Thursday, May 11, 2006, 05:00 am PT (08:00 am ET)
Mossberg: Apple working on cellphone, media hubIn an editorial published on Thursday, renowned Wall Street Journal columnist Walt Mossberg asserted that Apple Computer Inc. is currently working on both a media-playing cell phone and home-media hub.
Mossberg made the comments in his piece "In Our Post-PC Era, Apple's Device Model Beats the PC Way," which contrasts Apple's end-to-end model of designing both the hardware and software with Microsoft's component model, where many companies make hardware and software that run on a standard platform.
"In the first war between these models, the war for dominance of the personal-computer market, Microsoft's approach won decisively," Mossberg wrote. "Aided by efficient assemblers like Dell, and by corporate IT departments employed to integrate the components, Microsoft's component-based Windows platform crushed Apple's end-to-end Macintosh platform."
"But in the post-PC era we're in today, where the focus is on things like music players, game consoles and cellphones, the end-to-end model is the early winner," he continued. "Now, Apple is working on other projects built on the same end-to-end model as the iPod: a media-playing cellphone and a home-media hub."
Both such products have long been rumored to be under development at Apple's Cupertino, Calif.-based design labs, with several Wall Street analysts predicting the company will debut an iPod-like cell phone later this year and eventually introduce a set-top-box that would act as a centralized media hub for in-home networks. However, Mossberg appears to be the first mainstream journalist to simultaneously vouch for both rumors.
On Topic: General
- Review: Razer's Kraken Pro analog gaming headset
- Apple hires noted tech journalist Anand Lal Shimpi

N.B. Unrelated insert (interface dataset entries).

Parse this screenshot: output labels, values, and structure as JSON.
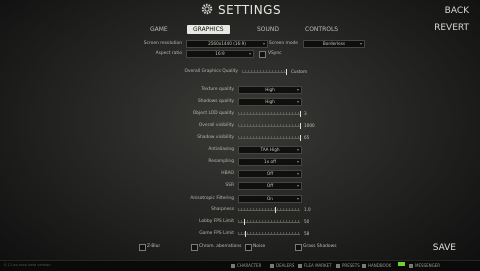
{
  "header": {
    "title": "SETTINGS",
    "back": "BACK",
    "revert": "REVERT",
    "save": "SAVE"
  },
  "tabs": [
    {
      "label": "GAME",
      "active": false
    },
    {
      "label": "GRAPHICS",
      "active": true
    },
    {
      "label": "SOUND",
      "active": false
    },
    {
      "label": "CONTROLS",
      "active": false
    }
  ],
  "top": {
    "screen_resolution": {
      "label": "Screen resolution",
      "value": "2560x1440 (16:9)"
    },
    "aspect_ratio": {
      "label": "Aspect ratio",
      "value": "16:9"
    },
    "screen_mode": {
      "label": "Screen mode",
      "value": "Borderless"
    },
    "vsync": {
      "label": "VSync",
      "checked": false
    },
    "overall_quality": {
      "label": "Overall Graphics Quality",
      "value": "Custom"
    }
  },
  "settings": [
    {
      "label": "Texture quality",
      "kind": "select",
      "value": "High"
    },
    {
      "label": "Shadows quality",
      "kind": "select",
      "value": "High"
    },
    {
      "label": "Object LOD quality",
      "kind": "slider",
      "value": "3",
      "fraction": 1.0
    },
    {
      "label": "Overall visibility",
      "kind": "slider",
      "value": "1000",
      "fraction": 1.0
    },
    {
      "label": "Shadow visibility",
      "kind": "slider",
      "value": "65",
      "fraction": 1.0
    },
    {
      "label": "Antialiasing",
      "kind": "select",
      "value": "TAA High"
    },
    {
      "label": "Resampling",
      "kind": "select",
      "value": "1x off"
    },
    {
      "label": "HBAO",
      "kind": "select",
      "value": "Off"
    },
    {
      "label": "SSR",
      "kind": "select",
      "value": "Off"
    },
    {
      "label": "Anisotropic Filtering",
      "kind": "select",
      "value": "On"
    },
    {
      "label": "Sharpness",
      "kind": "slider",
      "value": "1.0",
      "fraction": 0.6
    },
    {
      "label": "Lobby FPS Limit",
      "kind": "slider",
      "value": "50",
      "fraction": 0.1
    },
    {
      "label": "Game FPS Limit",
      "kind": "slider",
      "value": "58",
      "fraction": 0.12
    }
  ],
  "checkboxes": [
    {
      "label": "Z-Blur",
      "checked": false
    },
    {
      "label": "Chrom. aberrations",
      "checked": false
    },
    {
      "label": "Noise",
      "checked": false
    },
    {
      "label": "Grass Shadows",
      "checked": false
    }
  ],
  "bottom_bar": {
    "version": "0.12.xx.xxxx beta version",
    "items": [
      {
        "label": "CHARACTER",
        "icon": "character-icon"
      },
      {
        "label": "DEALERS",
        "icon": "dealers-icon"
      },
      {
        "label": "FLEA MARKET",
        "icon": "flea-market-icon"
      },
      {
        "label": "PRESETS",
        "icon": "presets-icon"
      },
      {
        "label": "HANDBOOK",
        "icon": "handbook-icon"
      },
      {
        "label": "MESSENGER",
        "icon": "messenger-icon"
      }
    ]
  }
}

- Samsung asks New Yorkers to compare Apple's iPad Air to Galaxy Tab S in new ad
- Apple's mysterious 2-story structure at site of Sept. 9 event drives frenzy even further
- Apple announces Sept. 9 event for expected 'iPhone 6' & 'iWatch' unveiling: 'Wish we could say more'